*** Opening Supplied material ***

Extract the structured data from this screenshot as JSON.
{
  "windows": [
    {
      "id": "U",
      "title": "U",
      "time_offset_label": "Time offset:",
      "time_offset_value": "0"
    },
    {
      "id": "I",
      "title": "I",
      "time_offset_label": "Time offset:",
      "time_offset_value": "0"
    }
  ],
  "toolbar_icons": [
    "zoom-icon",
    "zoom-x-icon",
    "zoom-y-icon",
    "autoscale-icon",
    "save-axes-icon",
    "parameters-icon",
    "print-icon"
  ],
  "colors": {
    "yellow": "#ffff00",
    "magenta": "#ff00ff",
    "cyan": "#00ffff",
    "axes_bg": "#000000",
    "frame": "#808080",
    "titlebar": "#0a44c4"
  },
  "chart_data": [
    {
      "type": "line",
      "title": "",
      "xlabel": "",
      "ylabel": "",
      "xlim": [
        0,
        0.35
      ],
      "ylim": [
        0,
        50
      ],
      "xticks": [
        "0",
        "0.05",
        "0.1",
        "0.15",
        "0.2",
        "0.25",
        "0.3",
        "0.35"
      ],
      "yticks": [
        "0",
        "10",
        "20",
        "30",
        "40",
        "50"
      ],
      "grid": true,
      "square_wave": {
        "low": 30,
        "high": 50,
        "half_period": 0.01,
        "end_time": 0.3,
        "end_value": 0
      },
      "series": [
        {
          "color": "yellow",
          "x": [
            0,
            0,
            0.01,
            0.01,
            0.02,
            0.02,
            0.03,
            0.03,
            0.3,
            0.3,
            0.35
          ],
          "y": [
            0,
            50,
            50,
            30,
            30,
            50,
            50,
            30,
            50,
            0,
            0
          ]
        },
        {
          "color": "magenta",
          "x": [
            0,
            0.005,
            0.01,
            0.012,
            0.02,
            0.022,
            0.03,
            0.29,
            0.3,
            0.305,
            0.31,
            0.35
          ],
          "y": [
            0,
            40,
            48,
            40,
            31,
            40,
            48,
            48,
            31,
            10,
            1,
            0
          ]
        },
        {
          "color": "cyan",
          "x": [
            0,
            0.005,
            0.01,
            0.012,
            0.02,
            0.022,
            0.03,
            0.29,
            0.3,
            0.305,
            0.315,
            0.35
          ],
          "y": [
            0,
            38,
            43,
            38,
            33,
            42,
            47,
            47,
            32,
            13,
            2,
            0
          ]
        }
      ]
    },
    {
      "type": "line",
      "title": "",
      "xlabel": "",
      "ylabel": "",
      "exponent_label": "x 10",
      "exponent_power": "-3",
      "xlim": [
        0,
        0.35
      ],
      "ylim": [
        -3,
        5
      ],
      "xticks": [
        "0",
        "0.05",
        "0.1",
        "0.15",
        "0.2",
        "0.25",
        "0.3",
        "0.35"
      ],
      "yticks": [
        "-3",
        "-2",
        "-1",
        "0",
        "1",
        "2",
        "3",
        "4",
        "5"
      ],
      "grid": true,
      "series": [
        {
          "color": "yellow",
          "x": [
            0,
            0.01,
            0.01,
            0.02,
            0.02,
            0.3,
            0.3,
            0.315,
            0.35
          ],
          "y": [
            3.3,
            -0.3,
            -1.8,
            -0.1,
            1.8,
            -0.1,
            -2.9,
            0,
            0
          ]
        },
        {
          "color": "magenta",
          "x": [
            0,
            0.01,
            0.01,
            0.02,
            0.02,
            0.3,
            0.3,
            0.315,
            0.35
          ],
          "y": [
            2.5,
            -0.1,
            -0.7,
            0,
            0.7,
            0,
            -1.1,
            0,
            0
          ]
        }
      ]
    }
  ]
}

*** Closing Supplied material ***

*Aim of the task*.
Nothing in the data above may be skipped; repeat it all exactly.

*Problem solution*.
Extract the structured data from this screenshot as JSON.
{
  "windows": [
    {
      "id": "U",
      "title": "U",
      "time_offset_label": "Time offset:",
      "time_offset_value": "0"
    },
    {
      "id": "I",
      "title": "I",
      "time_offset_label": "Time offset:",
      "time_offset_value": "0"
    }
  ],
  "toolbar_icons": [
    "zoom-icon",
    "zoom-x-icon",
    "zoom-y-icon",
    "autoscale-icon",
    "save-axes-icon",
    "parameters-icon",
    "print-icon"
  ],
  "colors": {
    "yellow": "#ffff00",
    "magenta": "#ff00ff",
    "cyan": "#00ffff",
    "axes_bg": "#000000",
    "frame": "#808080",
    "titlebar": "#0a44c4"
  },
  "chart_data": [
    {
      "type": "line",
      "title": "",
      "xlabel": "",
      "ylabel": "",
      "xlim": [
        0,
        0.35
      ],
      "ylim": [
        0,
        50
      ],
      "xticks": [
        "0",
        "0.05",
        "0.1",
        "0.15",
        "0.2",
        "0.25",
        "0.3",
        "0.35"
      ],
      "yticks": [
        "0",
        "10",
        "20",
        "30",
        "40",
        "50"
      ],
      "grid": true,
      "square_wave": {
        "low": 30,
        "high": 50,
        "half_period": 0.01,
        "end_time": 0.3,
        "end_value": 0
      },
      "series": [
        {
          "color": "yellow",
          "x": [
            0,
            0,
            0.01,
            0.01,
            0.02,
            0.02,
            0.03,
            0.03,
            0.3,
            0.3,
            0.35
          ],
          "y": [
            0,
            50,
            50,
            30,
            30,
            50,
            50,
            30,
            50,
            0,
            0
          ]
        },
        {
          "color": "magenta",
          "x": [
            0,
            0.005,
            0.01,
            0.012,
            0.02,
            0.022,
            0.03,
            0.29,
            0.3,
            0.305,
            0.31,
            0.35
          ],
          "y": [
            0,
            40,
            48,
            40,
            31,
            40,
            48,
            48,
            31,
            10,
            1,
            0
          ]
        },
        {
          "color": "cyan",
          "x": [
            0,
            0.005,
            0.01,
            0.012,
            0.02,
            0.022,
            0.03,
            0.29,
            0.3,
            0.305,
            0.315,
            0.35
          ],
          "y": [
            0,
            38,
            43,
            38,
            33,
            42,
            47,
            47,
            32,
            13,
            2,
            0
          ]
        }
      ]
    },
    {
      "type": "line",
      "title": "",
      "xlabel": "",
      "ylabel": "",
      "exponent_label": "x 10",
      "exponent_power": "-3",
      "xlim": [
        0,
        0.35
      ],
      "ylim": [
        -3,
        5
      ],
      "xticks": [
        "0",
        "0.05",
        "0.1",
        "0.15",
        "0.2",
        "0.25",
        "0.3",
        "0.35"
      ],
      "yticks": [
        "-3",
        "-2",
        "-1",
        "0",
        "1",
        "2",
        "3",
        "4",
        "5"
      ],
      "grid": true,
      "series": [
        {
          "color": "yellow",
          "x": [
            0,
            0.01,
            0.01,
            0.02,
            0.02,
            0.3,
            0.3,
            0.315,
            0.35
          ],
          "y": [
            3.3,
            -0.3,
            -1.8,
            -0.1,
            1.8,
            -0.1,
            -2.9,
            0,
            0
          ]
        },
        {
          "color": "magenta",
          "x": [
            0,
            0.01,
            0.01,
            0.02,
            0.02,
            0.3,
            0.3,
            0.315,
            0.35
          ],
          "y": [
            2.5,
            -0.1,
            -0.7,
            0,
            0.7,
            0,
            -1.1,
            0,
            0
          ]
        }
      ]
    }
  ]
}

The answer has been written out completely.